## Work instruction
Collect all lines below with the string "اناناس".

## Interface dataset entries

►

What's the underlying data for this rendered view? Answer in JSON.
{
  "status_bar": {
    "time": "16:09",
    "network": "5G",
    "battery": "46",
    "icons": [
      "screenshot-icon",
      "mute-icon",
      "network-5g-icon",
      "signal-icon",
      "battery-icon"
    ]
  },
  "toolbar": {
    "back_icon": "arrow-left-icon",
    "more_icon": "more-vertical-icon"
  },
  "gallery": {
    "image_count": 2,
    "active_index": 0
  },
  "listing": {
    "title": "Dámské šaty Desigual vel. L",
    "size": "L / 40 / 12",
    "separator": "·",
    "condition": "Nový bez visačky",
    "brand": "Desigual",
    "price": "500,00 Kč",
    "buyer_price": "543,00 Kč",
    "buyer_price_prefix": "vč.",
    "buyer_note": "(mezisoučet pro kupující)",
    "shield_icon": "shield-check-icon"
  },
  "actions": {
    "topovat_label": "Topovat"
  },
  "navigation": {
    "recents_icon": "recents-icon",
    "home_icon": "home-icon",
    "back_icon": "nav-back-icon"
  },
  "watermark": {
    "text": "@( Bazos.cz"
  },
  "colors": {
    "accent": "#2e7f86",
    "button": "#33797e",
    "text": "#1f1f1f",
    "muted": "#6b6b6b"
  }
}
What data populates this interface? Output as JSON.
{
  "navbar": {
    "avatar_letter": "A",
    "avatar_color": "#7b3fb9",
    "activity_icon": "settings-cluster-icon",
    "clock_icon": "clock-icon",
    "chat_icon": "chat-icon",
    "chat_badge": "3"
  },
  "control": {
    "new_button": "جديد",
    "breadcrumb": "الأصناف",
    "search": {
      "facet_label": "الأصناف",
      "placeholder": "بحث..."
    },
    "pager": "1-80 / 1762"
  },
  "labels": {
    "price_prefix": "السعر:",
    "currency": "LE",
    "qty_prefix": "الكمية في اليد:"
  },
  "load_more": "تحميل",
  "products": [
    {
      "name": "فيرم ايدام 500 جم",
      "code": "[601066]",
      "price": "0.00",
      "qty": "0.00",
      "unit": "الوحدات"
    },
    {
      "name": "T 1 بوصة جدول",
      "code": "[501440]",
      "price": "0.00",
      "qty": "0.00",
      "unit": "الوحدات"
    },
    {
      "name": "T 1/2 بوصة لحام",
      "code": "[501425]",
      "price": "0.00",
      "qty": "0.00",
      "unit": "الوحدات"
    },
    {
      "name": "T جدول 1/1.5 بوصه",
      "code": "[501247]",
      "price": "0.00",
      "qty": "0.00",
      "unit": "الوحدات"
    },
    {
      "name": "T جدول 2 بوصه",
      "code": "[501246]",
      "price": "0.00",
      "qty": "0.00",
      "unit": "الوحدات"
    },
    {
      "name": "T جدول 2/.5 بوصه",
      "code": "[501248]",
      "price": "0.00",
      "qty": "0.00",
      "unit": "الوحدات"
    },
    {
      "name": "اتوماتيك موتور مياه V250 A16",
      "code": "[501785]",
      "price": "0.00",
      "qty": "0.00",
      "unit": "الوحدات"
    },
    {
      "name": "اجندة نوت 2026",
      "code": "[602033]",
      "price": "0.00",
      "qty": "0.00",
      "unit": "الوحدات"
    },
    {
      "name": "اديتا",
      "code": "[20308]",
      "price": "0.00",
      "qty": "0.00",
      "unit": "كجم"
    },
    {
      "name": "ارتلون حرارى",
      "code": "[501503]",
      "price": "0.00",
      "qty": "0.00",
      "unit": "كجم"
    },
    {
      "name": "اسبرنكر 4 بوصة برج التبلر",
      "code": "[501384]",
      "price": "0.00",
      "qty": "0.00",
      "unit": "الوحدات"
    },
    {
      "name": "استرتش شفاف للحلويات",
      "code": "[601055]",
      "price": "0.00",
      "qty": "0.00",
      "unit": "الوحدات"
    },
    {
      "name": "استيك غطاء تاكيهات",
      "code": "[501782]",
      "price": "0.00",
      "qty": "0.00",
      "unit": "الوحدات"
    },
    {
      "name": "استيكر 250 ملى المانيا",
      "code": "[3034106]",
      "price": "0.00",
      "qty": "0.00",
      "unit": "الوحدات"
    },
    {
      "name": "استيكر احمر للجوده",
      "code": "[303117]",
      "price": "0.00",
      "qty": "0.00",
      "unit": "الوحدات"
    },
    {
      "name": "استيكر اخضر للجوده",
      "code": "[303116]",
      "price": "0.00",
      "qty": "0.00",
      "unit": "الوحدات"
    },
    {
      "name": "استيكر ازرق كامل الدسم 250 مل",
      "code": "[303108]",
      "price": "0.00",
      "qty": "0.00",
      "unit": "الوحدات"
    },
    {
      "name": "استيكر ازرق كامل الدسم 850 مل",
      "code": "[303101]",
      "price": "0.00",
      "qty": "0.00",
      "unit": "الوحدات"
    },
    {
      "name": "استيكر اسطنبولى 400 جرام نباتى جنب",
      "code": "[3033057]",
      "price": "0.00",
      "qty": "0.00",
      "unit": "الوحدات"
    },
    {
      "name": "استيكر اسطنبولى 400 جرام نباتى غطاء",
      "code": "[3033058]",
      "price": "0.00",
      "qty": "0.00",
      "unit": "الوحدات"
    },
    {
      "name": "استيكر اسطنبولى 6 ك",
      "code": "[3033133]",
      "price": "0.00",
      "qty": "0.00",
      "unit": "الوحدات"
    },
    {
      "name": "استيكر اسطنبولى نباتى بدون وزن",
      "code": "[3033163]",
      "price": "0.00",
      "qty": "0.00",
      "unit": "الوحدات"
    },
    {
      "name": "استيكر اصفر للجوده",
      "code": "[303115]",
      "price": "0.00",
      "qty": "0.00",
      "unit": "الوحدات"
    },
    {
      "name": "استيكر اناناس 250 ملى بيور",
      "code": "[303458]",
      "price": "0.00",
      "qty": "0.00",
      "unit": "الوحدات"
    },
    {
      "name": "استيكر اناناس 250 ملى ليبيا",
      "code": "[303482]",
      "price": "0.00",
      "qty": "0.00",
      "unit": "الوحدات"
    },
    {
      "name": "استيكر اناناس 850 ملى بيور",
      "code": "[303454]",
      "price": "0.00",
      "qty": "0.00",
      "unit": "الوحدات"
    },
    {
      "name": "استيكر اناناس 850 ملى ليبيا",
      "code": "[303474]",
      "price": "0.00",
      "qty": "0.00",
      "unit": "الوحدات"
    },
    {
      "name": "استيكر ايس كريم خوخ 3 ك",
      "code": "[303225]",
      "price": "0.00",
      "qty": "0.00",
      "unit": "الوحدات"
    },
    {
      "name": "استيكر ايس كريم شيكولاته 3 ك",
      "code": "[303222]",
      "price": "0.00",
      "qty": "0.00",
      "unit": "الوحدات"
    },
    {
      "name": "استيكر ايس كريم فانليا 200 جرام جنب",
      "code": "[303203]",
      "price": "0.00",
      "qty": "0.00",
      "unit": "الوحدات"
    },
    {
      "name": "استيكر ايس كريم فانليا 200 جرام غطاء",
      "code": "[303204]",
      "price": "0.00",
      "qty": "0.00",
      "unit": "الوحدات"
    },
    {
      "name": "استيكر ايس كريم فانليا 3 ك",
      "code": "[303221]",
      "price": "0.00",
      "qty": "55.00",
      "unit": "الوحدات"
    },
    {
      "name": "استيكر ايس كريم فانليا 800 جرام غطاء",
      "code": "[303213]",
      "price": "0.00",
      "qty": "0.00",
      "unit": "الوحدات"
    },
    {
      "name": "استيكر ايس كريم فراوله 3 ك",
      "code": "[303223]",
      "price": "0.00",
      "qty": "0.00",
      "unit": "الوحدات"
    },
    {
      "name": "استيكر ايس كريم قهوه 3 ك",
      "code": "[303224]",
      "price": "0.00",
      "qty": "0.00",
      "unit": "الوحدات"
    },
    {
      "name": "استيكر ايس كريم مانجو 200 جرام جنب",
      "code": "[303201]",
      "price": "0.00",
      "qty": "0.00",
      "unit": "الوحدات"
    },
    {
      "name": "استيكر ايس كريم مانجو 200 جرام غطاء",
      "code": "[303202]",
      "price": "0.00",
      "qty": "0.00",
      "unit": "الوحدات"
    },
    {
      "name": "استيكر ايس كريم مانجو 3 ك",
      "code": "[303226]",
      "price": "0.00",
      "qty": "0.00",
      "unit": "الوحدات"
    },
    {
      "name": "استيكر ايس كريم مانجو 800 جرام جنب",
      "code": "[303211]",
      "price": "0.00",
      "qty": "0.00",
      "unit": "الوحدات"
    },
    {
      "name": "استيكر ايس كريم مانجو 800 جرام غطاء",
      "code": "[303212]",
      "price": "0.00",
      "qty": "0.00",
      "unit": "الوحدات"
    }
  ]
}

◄

## Exercise solution
      "name": "استيكر اناناس 250 ملى بيور",
      "name": "استيكر اناناس 250 ملى ليبيا",
      "name": "استيكر اناناس 850 ملى بيور",
      "name": "استيكر اناناس 850 ملى ليبيا",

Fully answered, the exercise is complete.